Dataset rows for apps and sites:
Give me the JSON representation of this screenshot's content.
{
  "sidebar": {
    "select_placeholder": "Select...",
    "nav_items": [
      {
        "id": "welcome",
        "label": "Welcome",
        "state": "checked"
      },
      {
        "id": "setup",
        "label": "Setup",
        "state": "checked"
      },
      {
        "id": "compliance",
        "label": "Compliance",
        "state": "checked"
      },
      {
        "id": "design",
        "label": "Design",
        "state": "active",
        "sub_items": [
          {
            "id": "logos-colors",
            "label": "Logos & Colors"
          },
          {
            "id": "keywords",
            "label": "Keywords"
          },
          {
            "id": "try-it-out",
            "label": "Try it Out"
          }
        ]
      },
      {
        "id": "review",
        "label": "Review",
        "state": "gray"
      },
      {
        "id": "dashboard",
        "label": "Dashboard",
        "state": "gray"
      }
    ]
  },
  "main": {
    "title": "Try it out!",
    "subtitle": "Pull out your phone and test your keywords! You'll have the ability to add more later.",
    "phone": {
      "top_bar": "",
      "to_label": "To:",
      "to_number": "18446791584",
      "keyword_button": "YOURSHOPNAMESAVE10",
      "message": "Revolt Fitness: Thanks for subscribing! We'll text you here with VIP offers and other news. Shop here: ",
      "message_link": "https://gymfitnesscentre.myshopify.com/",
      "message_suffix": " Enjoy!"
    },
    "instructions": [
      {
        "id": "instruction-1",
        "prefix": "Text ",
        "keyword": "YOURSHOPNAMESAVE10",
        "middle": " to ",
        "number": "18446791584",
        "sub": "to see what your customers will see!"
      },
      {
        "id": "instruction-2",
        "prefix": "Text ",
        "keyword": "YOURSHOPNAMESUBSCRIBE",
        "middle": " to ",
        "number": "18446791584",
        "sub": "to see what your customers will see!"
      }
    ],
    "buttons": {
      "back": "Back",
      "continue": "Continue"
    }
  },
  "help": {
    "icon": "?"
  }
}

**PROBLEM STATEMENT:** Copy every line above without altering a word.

**ANSWER SECTION:**
Give me the JSON representation of this screenshot's content.
{
  "sidebar": {
    "select_placeholder": "Select...",
    "nav_items": [
      {
        "id": "welcome",
        "label": "Welcome",
        "state": "checked"
      },
      {
        "id": "setup",
        "label": "Setup",
        "state": "checked"
      },
      {
        "id": "compliance",
        "label": "Compliance",
        "state": "checked"
      },
      {
        "id": "design",
        "label": "Design",
        "state": "active",
        "sub_items": [
          {
            "id": "logos-colors",
            "label": "Logos & Colors"
          },
          {
            "id": "keywords",
            "label": "Keywords"
          },
          {
            "id": "try-it-out",
            "label": "Try it Out"
          }
        ]
      },
      {
        "id": "review",
        "label": "Review",
        "state": "gray"
      },
      {
        "id": "dashboard",
        "label": "Dashboard",
        "state": "gray"
      }
    ]
  },
  "main": {
    "title": "Try it out!",
    "subtitle": "Pull out your phone and test your keywords! You'll have the ability to add more later.",
    "phone": {
      "top_bar": "",
      "to_label": "To:",
      "to_number": "18446791584",
      "keyword_button": "YOURSHOPNAMESAVE10",
      "message": "Revolt Fitness: Thanks for subscribing! We'll text you here with VIP offers and other news. Shop here: ",
      "message_link": "https://gymfitnesscentre.myshopify.com/",
      "message_suffix": " Enjoy!"
    },
    "instructions": [
      {
        "id": "instruction-1",
        "prefix": "Text ",
        "keyword": "YOURSHOPNAMESAVE10",
        "middle": " to ",
        "number": "18446791584",
        "sub": "to see what your customers will see!"
      },
      {
        "id": "instruction-2",
        "prefix": "Text ",
        "keyword": "YOURSHOPNAMESUBSCRIBE",
        "middle": " to ",
        "number": "18446791584",
        "sub": "to see what your customers will see!"
      }
    ],
    "buttons": {
      "back": "Back",
      "continue": "Continue"
    }
  },
  "help": {
    "icon": "?"
  }
}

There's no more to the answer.